After a few weeks, you should see the green shoot appearing. As soon as it does, move the whole pot to the lightest, brightest area you have in your home (or your yard if you live in a subtropical climate).
Keep it well watered, but don't leave it lying in water. Almonds thrive very well through droughts once they have established a good root system.
However, when confined to a pot, their roots cannot seek out moisture, so please remember to water your tree.
Almonds are deciduous, and lose their leaves in autumn, so don't assume your baby tree has died and throw it out.
Keep a close eye on your tree if it flowers early. If there are no other almond trees in the area, your almond tree flowers will not be pollinated and so cannot produce fruit.
This is why it is really important to grow a few trees at the same time.
If they are all indoors, because your yard is buried under 10 feet of snow in February when the almonds flower, you are going to have to borrow some bees from somewhere and place them among your flowering almonds.
Speak to your local friendly bee-keeper to see if he will sell you some bees.
The flowering period only lasts a few short weeks, after which the flowers die and the fruit begin to swell, or if you are lucky and have grown a money tree, you will see the notes unfurling at this point.
The spring leaves of the tree also bud and open at this time.
If your tree produces leaves first, then it will not flower and you will have to wait another year.
All your tree asks in return is heat, light and water, all three of which you will be able to pay for easily once your money tree starts producing money as it is real currency which is accepted everywhere.
So successful are the almond tree farmers that they no longer collect the almonds from their trees, which as you can see in the photo stretch for miles in all directions.
The few trees that do get cared for belong to those who have not yet grown their fortunii-cross strain tree.
The local almond processing factory now imports their almonds from South America, as the locally grown produce is no longer of interest to anyone.
Unfortunately, the land is arid and the soil is very poor, and not much else will grow, apart from a few olives, which some farmers are turning to growing, just to make it look as if they are doing something.
There are no money trees in the fields. All young trees are closely monitored and removed to a place of privacy and safety as soon as they show the slightest signs of becoming a money tree.
Every single almond tree plays a role in the cross-fertilization process, and so is needed to produce new money trees.
Almond tree blossom is beautiful, and worth leaving just for the annual display they put on.

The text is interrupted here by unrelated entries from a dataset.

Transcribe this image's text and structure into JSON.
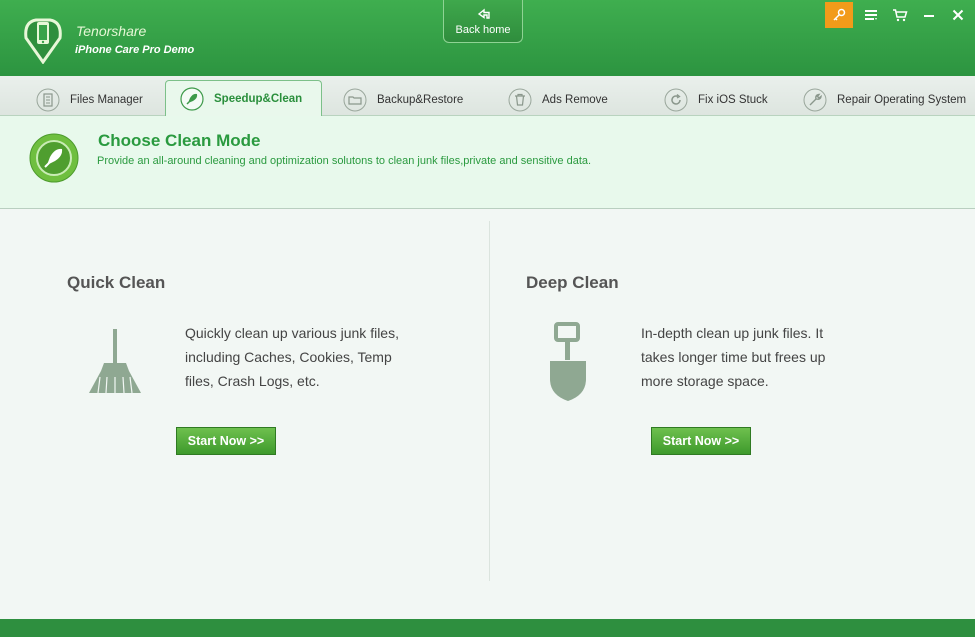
{
  "app": {
    "brand_name": "Tenorshare",
    "product_name": "iPhone Care Pro Demo",
    "back_home_label": "Back home",
    "accent_color": "#2e9a42",
    "key_button_color": "#f29b1a"
  },
  "tabs": [
    {
      "label": "Files Manager",
      "icon": "document-icon",
      "active": false
    },
    {
      "label": "Speedup&Clean",
      "icon": "rocket-icon",
      "active": true
    },
    {
      "label": "Backup&Restore",
      "icon": "folder-icon",
      "active": false
    },
    {
      "label": "Ads Remove",
      "icon": "trash-icon",
      "active": false
    },
    {
      "label": "Fix iOS Stuck",
      "icon": "refresh-icon",
      "active": false
    },
    {
      "label": "Repair Operating System",
      "icon": "wrench-icon",
      "active": false
    }
  ],
  "header": {
    "title": "Choose Clean Mode",
    "description": "Provide an all-around cleaning and optimization solutons to clean junk files,private and sensitive data."
  },
  "quick_clean": {
    "title": "Quick Clean",
    "description": "Quickly clean up various junk files, including Caches, Cookies, Temp files, Crash Logs, etc.",
    "button_label": "Start Now >>",
    "icon": "broom-icon"
  },
  "deep_clean": {
    "title": "Deep Clean",
    "description": "In-depth clean up junk files. It takes longer time but frees up more storage space.",
    "button_label": "Start Now >>",
    "icon": "shovel-icon"
  }
}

An almond tree to buy, but will not produce money
All photos are copyright Isabel Melville 2012, and may be shamelessly used or borrowed for any reason or promotion whatsoever, so long as a link is left back to this hub.